Task brief: For the records below, output every line from the one holding "Output a JSON" through the final line, unaltered, and no other lines.
.....
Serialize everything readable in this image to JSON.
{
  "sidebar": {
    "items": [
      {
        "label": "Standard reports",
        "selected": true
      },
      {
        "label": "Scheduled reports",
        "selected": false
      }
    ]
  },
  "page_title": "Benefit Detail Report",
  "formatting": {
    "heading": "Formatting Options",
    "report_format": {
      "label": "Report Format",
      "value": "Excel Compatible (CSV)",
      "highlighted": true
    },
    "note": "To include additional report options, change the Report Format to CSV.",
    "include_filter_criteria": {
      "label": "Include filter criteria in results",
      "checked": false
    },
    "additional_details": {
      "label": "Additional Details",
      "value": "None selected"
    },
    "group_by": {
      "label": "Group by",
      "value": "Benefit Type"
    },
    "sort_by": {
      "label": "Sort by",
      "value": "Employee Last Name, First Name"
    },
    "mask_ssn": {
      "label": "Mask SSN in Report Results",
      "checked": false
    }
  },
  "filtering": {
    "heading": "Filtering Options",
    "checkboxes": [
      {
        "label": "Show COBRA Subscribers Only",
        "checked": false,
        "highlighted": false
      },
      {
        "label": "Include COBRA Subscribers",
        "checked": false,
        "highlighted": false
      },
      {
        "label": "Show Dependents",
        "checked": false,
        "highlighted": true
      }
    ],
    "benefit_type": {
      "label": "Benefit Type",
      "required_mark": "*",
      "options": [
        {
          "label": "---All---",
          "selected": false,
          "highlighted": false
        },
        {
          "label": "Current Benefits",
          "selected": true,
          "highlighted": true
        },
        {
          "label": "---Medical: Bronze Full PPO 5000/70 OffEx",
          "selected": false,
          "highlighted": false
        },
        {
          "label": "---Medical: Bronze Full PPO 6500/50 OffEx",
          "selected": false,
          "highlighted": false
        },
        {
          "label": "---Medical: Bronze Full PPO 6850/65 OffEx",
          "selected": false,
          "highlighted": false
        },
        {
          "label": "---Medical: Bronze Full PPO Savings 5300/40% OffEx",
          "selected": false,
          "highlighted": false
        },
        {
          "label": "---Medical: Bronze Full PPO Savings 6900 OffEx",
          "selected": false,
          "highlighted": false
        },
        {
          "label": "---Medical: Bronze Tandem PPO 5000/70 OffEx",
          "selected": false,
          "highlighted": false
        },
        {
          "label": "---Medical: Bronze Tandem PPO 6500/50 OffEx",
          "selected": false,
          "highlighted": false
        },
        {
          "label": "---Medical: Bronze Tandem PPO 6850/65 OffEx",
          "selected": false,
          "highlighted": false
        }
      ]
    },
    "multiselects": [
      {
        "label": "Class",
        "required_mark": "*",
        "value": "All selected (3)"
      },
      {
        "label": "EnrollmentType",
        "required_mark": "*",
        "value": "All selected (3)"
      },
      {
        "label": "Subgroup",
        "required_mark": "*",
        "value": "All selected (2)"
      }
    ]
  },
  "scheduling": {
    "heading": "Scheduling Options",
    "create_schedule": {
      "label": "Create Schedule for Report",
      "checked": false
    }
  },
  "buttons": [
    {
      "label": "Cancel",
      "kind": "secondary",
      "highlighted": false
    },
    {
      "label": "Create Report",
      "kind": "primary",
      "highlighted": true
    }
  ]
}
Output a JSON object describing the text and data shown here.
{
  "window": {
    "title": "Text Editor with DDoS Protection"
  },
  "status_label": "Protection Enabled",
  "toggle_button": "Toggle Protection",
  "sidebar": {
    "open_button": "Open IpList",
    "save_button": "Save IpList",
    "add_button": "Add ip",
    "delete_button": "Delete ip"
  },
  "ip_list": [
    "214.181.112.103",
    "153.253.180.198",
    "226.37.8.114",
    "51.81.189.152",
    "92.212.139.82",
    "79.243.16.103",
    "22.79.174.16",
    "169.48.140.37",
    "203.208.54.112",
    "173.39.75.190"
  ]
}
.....
Answer area:
Output a JSON object describing the text and data shown here.
{
  "window": {
    "title": "Text Editor with DDoS Protection"
  },
  "status_label": "Protection Enabled",
  "toggle_button": "Toggle Protection",
  "sidebar": {
    "open_button": "Open IpList",
    "save_button": "Save IpList",
    "add_button": "Add ip",
    "delete_button": "Delete ip"
  },
  "ip_list": [
    "214.181.112.103",
    "153.253.180.198",
    "226.37.8.114",
    "51.81.189.152",
    "92.212.139.82",
    "79.243.16.103",
    "22.79.174.16",
    "169.48.140.37",
    "203.208.54.112",
    "173.39.75.190"
  ]
}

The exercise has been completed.